EXERCISE:
Below is a set of records; restate each one word for word.
━━━
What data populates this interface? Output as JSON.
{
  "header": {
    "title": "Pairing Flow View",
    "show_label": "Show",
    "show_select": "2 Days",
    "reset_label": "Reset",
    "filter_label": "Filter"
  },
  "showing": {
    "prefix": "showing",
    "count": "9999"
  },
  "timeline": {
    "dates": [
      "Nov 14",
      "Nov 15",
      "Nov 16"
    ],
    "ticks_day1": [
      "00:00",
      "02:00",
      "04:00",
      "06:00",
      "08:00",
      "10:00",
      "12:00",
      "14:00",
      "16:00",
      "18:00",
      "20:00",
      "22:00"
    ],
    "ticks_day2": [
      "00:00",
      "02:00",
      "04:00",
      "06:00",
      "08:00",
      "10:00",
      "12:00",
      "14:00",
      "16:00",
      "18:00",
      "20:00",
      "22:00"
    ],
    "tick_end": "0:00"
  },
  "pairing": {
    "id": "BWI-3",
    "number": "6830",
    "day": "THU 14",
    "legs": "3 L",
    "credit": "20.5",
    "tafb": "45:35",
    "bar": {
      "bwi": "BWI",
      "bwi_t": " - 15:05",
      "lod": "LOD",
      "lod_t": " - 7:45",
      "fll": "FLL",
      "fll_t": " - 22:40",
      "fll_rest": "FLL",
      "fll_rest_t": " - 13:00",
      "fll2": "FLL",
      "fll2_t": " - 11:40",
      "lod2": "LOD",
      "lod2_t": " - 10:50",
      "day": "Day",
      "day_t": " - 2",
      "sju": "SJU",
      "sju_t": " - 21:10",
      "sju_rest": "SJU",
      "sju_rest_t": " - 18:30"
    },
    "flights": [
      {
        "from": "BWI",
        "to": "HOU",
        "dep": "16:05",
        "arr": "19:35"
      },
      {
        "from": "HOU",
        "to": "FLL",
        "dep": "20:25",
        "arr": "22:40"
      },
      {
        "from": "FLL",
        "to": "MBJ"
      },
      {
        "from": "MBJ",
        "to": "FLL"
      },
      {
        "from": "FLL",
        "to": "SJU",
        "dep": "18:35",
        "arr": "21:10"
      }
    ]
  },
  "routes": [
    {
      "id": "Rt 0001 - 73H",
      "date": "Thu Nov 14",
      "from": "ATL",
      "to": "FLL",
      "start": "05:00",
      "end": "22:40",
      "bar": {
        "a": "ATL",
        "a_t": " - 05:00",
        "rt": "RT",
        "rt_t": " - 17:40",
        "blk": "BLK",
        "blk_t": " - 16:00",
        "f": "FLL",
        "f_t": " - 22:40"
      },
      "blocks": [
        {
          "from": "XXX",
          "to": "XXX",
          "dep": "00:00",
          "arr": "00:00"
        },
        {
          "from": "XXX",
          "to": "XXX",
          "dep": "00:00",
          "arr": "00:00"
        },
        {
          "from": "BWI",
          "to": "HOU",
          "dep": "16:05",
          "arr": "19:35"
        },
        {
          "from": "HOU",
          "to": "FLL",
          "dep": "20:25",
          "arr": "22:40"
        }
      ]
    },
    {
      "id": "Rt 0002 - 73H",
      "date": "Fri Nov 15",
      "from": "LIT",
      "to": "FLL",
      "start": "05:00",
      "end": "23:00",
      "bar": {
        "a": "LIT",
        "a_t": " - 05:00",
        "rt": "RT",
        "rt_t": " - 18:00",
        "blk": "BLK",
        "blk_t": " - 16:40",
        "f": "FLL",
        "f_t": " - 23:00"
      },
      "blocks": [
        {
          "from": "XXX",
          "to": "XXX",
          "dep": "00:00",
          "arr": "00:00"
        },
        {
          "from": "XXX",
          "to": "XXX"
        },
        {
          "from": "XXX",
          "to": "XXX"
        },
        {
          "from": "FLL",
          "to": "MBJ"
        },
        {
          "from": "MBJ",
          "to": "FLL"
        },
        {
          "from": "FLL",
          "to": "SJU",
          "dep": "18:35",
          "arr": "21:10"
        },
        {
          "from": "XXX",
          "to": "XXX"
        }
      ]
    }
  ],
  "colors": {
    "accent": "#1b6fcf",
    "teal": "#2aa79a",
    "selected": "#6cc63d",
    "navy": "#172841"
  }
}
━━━
EXERCISE RESPONSE:
What data populates this interface? Output as JSON.
{
  "header": {
    "title": "Pairing Flow View",
    "show_label": "Show",
    "show_select": "2 Days",
    "reset_label": "Reset",
    "filter_label": "Filter"
  },
  "showing": {
    "prefix": "showing",
    "count": "9999"
  },
  "timeline": {
    "dates": [
      "Nov 14",
      "Nov 15",
      "Nov 16"
    ],
    "ticks_day1": [
      "00:00",
      "02:00",
      "04:00",
      "06:00",
      "08:00",
      "10:00",
      "12:00",
      "14:00",
      "16:00",
      "18:00",
      "20:00",
      "22:00"
    ],
    "ticks_day2": [
      "00:00",
      "02:00",
      "04:00",
      "06:00",
      "08:00",
      "10:00",
      "12:00",
      "14:00",
      "16:00",
      "18:00",
      "20:00",
      "22:00"
    ],
    "tick_end": "0:00"
  },
  "pairing": {
    "id": "BWI-3",
    "number": "6830",
    "day": "THU 14",
    "legs": "3 L",
    "credit": "20.5",
    "tafb": "45:35",
    "bar": {
      "bwi": "BWI",
      "bwi_t": " - 15:05",
      "lod": "LOD",
      "lod_t": " - 7:45",
      "fll": "FLL",
      "fll_t": " - 22:40",
      "fll_rest": "FLL",
      "fll_rest_t": " - 13:00",
      "fll2": "FLL",
      "fll2_t": " - 11:40",
      "lod2": "LOD",
      "lod2_t": " - 10:50",
      "day": "Day",
      "day_t": " - 2",
      "sju": "SJU",
      "sju_t": " - 21:10",
      "sju_rest": "SJU",
      "sju_rest_t": " - 18:30"
    },
    "flights": [
      {
        "from": "BWI",
        "to": "HOU",
        "dep": "16:05",
        "arr": "19:35"
      },
      {
        "from": "HOU",
        "to": "FLL",
        "dep": "20:25",
        "arr": "22:40"
      },
      {
        "from": "FLL",
        "to": "MBJ"
      },
      {
        "from": "MBJ",
        "to": "FLL"
      },
      {
        "from": "FLL",
        "to": "SJU",
        "dep": "18:35",
        "arr": "21:10"
      }
    ]
  },
  "routes": [
    {
      "id": "Rt 0001 - 73H",
      "date": "Thu Nov 14",
      "from": "ATL",
      "to": "FLL",
      "start": "05:00",
      "end": "22:40",
      "bar": {
        "a": "ATL",
        "a_t": " - 05:00",
        "rt": "RT",
        "rt_t": " - 17:40",
        "blk": "BLK",
        "blk_t": " - 16:00",
        "f": "FLL",
        "f_t": " - 22:40"
      },
      "blocks": [
        {
          "from": "XXX",
          "to": "XXX",
          "dep": "00:00",
          "arr": "00:00"
        },
        {
          "from": "XXX",
          "to": "XXX",
          "dep": "00:00",
          "arr": "00:00"
        },
        {
          "from": "BWI",
          "to": "HOU",
          "dep": "16:05",
          "arr": "19:35"
        },
        {
          "from": "HOU",
          "to": "FLL",
          "dep": "20:25",
          "arr": "22:40"
        }
      ]
    },
    {
      "id": "Rt 0002 - 73H",
      "date": "Fri Nov 15",
      "from": "LIT",
      "to": "FLL",
      "start": "05:00",
      "end": "23:00",
      "bar": {
        "a": "LIT",
        "a_t": " - 05:00",
        "rt": "RT",
        "rt_t": " - 18:00",
        "blk": "BLK",
        "blk_t": " - 16:40",
        "f": "FLL",
        "f_t": " - 23:00"
      },
      "blocks": [
        {
          "from": "XXX",
          "to": "XXX",
          "dep": "00:00",
          "arr": "00:00"
        },
        {
          "from": "XXX",
          "to": "XXX"
        },
        {
          "from": "XXX",
          "to": "XXX"
        },
        {
          "from": "FLL",
          "to": "MBJ"
        },
        {
          "from": "MBJ",
          "to": "FLL"
        },
        {
          "from": "FLL",
          "to": "SJU",
          "dep": "18:35",
          "arr": "21:10"
        },
        {
          "from": "XXX",
          "to": "XXX"
        }
      ]
    }
  ],
  "colors": {
    "accent": "#1b6fcf",
    "teal": "#2aa79a",
    "selected": "#6cc63d",
    "navy": "#172841"
  }
}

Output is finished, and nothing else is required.